Double presence, paid work, and domestic-family work

Neus Moreno, Salvador Moncada, Clara Llorens, Pilar Carrasquer

Research output: Contribution to journalArticleResearchpeer-review

10 Citations (Scopus)

Abstract

© 2010, Baywood Publishing Co., Inc. Double presence, which is understood as the need to respond simultaneously to the demands of paid and domestic-family work, mostly affects women and may negatively affect their health. Our hypothesis is that double presence increases as a function of the demands of domestic-family work, but is also associated with management practices related to the availability of time for paid work, prolonged and atypical work schedules, and heightened demands. A cross-sectional study was conducted with a representative sample of the salaried population in Spain. Information was gathered through a standardized questionnaire administered through home visits. Statistical analysis shows a relationship between double presence and the demands of increased work schedules, rotating schedules, irregular schedules, and exposure to psychosocial risks (high quantitative and emotional psychological demands). Double presence should be considered as a variable in the evaluation of psychosocial risks, and collective bargaining should consider negotiating clauses that can impact it positively.
Original languageEnglish
Pages (from-to)511-526
JournalNew Solutions
Volume20
Issue number4
DOIs
Publication statusPublished - 1 Feb 2011

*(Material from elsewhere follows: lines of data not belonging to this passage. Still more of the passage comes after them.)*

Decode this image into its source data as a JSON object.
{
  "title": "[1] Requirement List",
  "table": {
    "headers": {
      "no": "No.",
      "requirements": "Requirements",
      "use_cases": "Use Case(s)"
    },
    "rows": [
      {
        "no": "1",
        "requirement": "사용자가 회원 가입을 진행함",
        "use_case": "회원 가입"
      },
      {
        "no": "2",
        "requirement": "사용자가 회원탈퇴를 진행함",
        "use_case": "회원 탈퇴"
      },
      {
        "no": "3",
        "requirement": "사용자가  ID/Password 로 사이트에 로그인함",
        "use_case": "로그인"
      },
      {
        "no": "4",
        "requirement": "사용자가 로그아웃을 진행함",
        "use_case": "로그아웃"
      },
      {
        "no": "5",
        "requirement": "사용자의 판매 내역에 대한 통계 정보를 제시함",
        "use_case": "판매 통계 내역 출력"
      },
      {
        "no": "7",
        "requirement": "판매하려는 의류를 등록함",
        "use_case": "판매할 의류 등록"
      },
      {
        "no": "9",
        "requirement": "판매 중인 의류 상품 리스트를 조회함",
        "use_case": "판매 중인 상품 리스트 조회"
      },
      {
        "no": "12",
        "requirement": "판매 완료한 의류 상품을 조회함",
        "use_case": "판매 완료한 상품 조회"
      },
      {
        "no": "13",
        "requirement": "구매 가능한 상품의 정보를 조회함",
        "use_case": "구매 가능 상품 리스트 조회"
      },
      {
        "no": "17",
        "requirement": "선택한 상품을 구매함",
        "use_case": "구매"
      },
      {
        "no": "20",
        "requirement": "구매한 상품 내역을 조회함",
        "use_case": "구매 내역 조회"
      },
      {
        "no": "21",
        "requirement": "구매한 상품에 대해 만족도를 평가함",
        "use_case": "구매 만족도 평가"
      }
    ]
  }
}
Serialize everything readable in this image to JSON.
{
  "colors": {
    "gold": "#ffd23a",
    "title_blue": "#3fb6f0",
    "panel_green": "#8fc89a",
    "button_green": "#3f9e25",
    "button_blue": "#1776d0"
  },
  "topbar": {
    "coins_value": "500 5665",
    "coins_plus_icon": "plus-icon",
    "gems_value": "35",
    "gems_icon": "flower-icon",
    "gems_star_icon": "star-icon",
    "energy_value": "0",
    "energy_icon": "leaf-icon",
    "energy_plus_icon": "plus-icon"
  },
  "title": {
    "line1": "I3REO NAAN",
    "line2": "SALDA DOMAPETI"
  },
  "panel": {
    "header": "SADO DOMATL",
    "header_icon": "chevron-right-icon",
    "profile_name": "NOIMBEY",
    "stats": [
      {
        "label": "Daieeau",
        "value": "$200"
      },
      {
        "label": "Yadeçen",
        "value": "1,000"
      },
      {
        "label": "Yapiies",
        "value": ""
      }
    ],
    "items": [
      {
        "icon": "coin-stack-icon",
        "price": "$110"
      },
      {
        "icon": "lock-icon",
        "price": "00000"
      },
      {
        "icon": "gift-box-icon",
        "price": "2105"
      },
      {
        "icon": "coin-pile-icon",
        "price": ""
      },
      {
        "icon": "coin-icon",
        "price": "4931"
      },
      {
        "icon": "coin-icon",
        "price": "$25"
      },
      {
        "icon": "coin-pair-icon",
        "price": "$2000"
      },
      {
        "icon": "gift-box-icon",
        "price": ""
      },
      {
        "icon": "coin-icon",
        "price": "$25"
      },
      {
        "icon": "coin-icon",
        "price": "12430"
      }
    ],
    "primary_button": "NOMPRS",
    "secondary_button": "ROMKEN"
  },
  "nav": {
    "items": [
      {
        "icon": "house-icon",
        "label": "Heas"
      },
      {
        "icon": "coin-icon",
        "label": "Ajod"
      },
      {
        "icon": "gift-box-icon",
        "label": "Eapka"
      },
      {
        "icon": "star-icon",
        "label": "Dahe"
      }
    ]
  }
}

Fingerprint Dive into the research topics of 'Double presence, paid work, and domestic-family work'. Together they form a unique fingerprint.

Cite this